Work request
Where in the data below does the word "就业前景" appear? Copy each line that holds it.

=== Begin Enclosure ===

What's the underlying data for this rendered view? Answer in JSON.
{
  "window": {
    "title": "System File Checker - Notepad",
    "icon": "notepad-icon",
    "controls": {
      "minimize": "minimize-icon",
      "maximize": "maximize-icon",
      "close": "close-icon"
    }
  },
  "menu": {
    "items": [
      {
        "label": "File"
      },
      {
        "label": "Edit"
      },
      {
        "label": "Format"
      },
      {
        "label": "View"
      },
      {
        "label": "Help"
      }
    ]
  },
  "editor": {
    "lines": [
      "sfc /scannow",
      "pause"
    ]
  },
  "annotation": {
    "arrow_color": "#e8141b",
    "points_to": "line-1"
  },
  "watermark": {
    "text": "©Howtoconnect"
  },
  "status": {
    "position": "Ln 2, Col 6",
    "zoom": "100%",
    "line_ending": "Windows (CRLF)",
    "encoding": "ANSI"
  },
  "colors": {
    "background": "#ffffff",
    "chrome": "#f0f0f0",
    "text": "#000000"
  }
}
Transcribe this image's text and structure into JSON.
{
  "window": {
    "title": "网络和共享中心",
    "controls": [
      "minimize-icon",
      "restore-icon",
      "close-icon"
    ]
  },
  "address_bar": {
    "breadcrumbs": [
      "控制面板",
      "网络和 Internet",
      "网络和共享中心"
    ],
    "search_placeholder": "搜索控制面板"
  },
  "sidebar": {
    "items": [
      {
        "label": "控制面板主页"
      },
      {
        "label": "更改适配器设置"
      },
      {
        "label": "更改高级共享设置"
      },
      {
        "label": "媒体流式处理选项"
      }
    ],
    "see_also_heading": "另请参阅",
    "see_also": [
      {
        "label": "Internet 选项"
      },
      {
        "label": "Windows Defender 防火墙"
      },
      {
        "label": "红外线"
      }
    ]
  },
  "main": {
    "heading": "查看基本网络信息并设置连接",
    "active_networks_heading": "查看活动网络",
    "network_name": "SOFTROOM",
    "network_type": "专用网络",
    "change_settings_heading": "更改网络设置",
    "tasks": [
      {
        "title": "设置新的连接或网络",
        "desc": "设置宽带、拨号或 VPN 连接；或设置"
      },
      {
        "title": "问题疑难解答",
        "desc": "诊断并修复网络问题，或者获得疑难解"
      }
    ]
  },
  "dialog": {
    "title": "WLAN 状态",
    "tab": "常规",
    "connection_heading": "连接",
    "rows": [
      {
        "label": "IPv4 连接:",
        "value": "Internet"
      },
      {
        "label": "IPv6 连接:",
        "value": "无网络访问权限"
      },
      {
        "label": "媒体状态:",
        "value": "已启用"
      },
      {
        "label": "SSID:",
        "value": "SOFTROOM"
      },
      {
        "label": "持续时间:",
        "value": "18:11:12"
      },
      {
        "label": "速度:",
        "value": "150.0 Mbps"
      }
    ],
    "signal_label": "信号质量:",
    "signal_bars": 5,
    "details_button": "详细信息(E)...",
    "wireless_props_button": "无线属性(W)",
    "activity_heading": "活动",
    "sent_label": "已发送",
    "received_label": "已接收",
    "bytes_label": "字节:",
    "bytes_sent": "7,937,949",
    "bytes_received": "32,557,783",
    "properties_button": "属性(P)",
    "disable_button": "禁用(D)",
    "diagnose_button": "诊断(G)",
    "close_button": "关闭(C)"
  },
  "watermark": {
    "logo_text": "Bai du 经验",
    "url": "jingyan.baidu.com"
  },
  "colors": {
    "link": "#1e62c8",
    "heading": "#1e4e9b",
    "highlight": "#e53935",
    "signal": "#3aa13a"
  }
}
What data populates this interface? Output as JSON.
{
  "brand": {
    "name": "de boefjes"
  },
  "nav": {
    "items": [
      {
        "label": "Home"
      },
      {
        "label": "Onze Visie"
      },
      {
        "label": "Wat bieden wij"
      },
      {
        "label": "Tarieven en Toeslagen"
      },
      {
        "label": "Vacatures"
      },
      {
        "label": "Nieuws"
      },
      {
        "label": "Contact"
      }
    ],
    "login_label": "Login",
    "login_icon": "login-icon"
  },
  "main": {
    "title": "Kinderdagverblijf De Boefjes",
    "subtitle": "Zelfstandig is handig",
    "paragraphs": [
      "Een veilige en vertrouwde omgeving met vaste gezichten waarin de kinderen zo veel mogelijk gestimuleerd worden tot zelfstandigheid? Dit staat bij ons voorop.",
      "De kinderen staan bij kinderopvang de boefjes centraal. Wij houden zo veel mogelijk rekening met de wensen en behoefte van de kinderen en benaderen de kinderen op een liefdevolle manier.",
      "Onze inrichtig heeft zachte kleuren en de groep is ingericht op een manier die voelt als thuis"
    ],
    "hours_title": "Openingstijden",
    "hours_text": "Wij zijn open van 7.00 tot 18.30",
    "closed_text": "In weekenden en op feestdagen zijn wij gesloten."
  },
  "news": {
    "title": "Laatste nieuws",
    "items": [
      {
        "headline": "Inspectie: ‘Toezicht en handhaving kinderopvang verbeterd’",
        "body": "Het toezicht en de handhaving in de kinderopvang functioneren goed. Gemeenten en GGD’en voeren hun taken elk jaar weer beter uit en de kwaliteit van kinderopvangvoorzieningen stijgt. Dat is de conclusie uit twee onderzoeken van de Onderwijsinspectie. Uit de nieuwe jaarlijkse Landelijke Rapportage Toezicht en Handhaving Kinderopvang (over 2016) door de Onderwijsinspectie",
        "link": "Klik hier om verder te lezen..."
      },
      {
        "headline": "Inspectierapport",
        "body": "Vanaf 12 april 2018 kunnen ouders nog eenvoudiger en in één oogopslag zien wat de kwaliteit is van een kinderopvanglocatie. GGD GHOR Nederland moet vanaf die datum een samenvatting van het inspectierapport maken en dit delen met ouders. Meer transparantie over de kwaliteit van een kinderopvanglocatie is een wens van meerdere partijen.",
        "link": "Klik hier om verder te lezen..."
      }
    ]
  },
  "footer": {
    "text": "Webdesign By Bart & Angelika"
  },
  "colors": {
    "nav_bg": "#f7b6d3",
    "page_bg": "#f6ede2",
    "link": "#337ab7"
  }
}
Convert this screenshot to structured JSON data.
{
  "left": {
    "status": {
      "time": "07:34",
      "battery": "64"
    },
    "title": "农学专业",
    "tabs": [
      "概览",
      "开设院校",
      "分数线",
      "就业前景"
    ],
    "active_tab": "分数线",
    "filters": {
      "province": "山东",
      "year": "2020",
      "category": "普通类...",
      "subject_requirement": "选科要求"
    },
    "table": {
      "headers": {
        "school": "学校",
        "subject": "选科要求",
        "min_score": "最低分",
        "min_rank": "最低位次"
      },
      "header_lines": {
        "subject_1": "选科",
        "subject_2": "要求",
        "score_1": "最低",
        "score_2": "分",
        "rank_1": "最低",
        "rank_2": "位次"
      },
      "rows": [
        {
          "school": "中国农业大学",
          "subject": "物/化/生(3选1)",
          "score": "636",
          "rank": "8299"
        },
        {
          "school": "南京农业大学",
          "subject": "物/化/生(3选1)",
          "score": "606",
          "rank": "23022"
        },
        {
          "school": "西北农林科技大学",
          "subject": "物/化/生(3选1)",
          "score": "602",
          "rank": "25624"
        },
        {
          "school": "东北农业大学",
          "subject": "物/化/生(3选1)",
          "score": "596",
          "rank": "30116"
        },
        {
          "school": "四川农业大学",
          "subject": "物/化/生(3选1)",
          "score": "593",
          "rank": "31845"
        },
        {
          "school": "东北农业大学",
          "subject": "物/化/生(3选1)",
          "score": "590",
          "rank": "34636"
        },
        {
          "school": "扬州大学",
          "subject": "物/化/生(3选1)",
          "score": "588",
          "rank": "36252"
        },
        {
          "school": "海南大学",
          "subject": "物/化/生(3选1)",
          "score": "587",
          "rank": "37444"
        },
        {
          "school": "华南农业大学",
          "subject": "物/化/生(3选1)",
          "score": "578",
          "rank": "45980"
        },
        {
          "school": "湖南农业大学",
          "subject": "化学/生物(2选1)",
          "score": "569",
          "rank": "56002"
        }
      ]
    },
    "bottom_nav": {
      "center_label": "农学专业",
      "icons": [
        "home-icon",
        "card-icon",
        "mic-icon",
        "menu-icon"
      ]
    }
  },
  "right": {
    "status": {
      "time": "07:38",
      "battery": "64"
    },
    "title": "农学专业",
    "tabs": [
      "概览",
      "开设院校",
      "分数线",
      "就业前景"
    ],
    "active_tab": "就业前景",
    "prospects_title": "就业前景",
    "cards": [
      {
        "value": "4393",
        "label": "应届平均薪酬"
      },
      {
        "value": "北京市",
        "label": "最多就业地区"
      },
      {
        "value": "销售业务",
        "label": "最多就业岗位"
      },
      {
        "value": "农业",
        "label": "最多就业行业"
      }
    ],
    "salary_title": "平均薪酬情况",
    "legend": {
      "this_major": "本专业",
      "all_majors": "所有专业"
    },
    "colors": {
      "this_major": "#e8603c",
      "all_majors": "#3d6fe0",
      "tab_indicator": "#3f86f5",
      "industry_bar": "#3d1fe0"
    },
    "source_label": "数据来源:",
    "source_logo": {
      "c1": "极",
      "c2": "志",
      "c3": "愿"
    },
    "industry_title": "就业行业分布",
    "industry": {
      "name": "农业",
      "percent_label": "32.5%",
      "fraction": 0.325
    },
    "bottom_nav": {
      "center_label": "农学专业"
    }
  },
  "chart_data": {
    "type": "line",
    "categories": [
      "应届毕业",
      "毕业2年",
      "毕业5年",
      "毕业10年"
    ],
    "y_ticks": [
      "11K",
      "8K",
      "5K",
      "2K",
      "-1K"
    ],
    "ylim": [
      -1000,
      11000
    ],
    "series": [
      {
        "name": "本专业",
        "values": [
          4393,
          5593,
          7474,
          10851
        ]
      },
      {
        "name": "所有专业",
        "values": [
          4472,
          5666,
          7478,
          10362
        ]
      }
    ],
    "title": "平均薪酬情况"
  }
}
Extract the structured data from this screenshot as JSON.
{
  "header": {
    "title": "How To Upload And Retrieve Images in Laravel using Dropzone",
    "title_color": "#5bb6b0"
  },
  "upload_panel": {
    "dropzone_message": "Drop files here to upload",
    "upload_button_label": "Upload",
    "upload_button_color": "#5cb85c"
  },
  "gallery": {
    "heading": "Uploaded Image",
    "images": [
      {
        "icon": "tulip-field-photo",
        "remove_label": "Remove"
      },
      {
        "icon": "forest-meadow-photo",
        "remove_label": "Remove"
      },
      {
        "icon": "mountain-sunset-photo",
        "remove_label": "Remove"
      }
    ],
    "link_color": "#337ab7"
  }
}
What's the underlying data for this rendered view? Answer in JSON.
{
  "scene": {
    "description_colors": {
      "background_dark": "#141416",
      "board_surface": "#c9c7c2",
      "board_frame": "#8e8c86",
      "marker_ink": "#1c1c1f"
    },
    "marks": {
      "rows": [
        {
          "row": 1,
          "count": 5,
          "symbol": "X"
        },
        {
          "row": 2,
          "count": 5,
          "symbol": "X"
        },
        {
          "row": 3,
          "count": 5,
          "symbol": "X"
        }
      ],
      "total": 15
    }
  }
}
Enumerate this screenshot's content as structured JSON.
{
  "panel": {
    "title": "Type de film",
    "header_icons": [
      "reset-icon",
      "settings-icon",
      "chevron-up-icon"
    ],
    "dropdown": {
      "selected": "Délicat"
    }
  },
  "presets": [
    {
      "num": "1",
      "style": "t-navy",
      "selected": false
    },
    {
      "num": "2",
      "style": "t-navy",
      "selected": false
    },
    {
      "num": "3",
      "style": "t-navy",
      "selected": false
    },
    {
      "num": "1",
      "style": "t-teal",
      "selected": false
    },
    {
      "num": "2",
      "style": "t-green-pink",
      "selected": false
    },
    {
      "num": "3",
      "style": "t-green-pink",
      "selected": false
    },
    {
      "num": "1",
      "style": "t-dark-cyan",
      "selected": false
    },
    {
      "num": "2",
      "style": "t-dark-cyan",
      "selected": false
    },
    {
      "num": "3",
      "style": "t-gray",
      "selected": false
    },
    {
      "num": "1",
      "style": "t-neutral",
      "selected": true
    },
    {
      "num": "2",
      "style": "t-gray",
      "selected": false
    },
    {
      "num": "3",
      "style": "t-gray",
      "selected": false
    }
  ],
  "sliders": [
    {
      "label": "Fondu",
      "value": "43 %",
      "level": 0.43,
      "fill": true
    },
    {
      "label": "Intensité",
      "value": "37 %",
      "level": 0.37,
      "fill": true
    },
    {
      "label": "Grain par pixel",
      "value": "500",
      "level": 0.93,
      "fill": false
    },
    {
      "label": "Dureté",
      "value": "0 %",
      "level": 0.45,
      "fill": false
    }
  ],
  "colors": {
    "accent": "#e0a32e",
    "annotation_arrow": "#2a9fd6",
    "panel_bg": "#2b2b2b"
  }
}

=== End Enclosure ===

Response area
      "就业前景"
      "就业前景"
    "active_tab": "就业前景",
    "prospects_title": "就业前景",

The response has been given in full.